Holding her tiny hand

     I moved it to the very spot

          where yellow, green, and lavender

               shone in morning light

                    through my prism'd windowpane.

She smiled, for never, ever

     in her two-yeared world

          had she ever, ever

               held a rainbow in her hand,

                    dancing lightly on her palm.

A wonder, made of colors,

     so...she laughed...

          her hand dropping from the spot,

               becoming simply flesh again,

                    the blues and reds all gone.

Bereft, she looked up to my face,

     eyes saying, "Act...make it good!"

          and so I did, guiding her

               where the light shimmered high,

                     holding fast her arm.

Delight renewed, tiny fingers curled,

     for she would hold it tight,

          not letting it escape again from her,

               possessing it,

                    drawing it downward to her size.

Again...and yet again she grasped,

     eyes clouding now with tears...

          how COULD a thing so beautiful,

              so colored on her palm,

                   NOT be willed to move?

Thus, she saw first in her life

     that rainbows are a thing


               a concept, new and puzzling,

                     unwelcome to her heart.

And though the colors lingered there

     upon the book-lined shelf,

          she turned away

               and looked no more

                    at things too new, too hard.

But I, now white with years,

     have learned the rainbow's ways

          and every chance I get

               put forth my palm

                    to let one dance.

And, so, it takes some living

     for us to come to terms

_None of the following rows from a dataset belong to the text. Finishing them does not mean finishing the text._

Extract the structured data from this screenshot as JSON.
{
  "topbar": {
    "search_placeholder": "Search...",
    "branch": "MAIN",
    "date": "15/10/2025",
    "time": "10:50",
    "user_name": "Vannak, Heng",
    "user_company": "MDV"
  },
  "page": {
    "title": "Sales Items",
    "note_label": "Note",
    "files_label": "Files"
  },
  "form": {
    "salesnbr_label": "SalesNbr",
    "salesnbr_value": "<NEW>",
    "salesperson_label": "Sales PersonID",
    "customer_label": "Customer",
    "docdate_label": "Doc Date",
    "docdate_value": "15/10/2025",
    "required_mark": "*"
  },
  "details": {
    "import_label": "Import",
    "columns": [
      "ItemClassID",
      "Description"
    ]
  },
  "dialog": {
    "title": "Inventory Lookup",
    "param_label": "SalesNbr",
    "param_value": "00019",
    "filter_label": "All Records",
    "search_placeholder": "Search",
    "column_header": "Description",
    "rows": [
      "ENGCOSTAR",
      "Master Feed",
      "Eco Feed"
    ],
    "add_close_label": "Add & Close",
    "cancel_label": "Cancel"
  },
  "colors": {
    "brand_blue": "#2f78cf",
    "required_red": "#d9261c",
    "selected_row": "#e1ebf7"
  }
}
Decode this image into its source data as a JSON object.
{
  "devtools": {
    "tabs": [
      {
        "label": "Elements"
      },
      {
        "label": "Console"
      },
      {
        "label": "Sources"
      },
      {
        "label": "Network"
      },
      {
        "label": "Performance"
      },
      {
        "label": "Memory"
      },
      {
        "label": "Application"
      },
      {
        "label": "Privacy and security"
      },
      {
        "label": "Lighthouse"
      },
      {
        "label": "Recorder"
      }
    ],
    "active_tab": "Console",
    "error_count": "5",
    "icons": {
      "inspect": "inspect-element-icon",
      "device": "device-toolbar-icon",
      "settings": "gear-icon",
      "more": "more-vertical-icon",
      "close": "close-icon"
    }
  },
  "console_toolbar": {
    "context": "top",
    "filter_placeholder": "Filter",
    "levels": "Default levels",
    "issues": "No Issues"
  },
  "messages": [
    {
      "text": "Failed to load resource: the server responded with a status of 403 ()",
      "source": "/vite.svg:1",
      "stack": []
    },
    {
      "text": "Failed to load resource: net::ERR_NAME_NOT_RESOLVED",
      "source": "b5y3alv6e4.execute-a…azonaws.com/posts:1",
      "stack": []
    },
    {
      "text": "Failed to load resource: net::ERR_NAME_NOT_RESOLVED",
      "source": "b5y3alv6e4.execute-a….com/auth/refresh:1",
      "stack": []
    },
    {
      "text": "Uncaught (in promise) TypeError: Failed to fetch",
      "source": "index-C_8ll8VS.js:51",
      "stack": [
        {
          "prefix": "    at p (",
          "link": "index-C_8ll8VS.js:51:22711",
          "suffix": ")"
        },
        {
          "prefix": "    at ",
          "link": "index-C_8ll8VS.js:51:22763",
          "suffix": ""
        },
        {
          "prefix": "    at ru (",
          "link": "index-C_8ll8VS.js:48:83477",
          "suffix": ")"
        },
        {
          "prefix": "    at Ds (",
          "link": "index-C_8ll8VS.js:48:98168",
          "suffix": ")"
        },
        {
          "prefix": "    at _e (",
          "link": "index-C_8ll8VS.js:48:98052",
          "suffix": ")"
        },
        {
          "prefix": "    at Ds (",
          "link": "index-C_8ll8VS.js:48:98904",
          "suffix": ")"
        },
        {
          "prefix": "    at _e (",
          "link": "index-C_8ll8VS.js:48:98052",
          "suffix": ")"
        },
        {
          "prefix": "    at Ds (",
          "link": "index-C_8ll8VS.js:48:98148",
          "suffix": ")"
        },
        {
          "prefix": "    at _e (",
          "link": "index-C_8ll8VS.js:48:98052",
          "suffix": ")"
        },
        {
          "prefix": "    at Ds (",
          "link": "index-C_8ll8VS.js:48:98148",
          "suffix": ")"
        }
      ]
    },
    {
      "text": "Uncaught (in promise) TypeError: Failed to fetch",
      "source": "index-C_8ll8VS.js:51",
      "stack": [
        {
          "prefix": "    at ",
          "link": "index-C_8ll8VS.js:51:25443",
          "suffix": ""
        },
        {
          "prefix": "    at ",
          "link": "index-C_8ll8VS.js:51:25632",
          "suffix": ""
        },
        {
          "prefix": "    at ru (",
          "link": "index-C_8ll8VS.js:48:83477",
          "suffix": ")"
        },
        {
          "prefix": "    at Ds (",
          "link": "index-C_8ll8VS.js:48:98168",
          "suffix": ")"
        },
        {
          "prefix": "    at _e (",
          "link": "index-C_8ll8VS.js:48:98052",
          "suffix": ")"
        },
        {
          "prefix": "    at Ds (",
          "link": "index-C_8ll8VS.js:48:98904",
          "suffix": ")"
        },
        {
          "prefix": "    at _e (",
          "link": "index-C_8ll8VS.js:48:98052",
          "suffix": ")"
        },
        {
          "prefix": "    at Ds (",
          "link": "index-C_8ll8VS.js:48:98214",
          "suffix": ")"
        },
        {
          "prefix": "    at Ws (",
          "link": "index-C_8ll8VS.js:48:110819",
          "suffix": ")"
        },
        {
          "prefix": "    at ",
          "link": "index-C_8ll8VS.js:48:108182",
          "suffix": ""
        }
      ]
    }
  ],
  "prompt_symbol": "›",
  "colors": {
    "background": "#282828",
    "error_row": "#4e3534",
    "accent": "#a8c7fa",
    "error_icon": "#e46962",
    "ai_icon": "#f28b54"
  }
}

          with things upon our palms,

               shining brightly,

                    that are not ours to hold.




Jo Anzalone 7-23-2004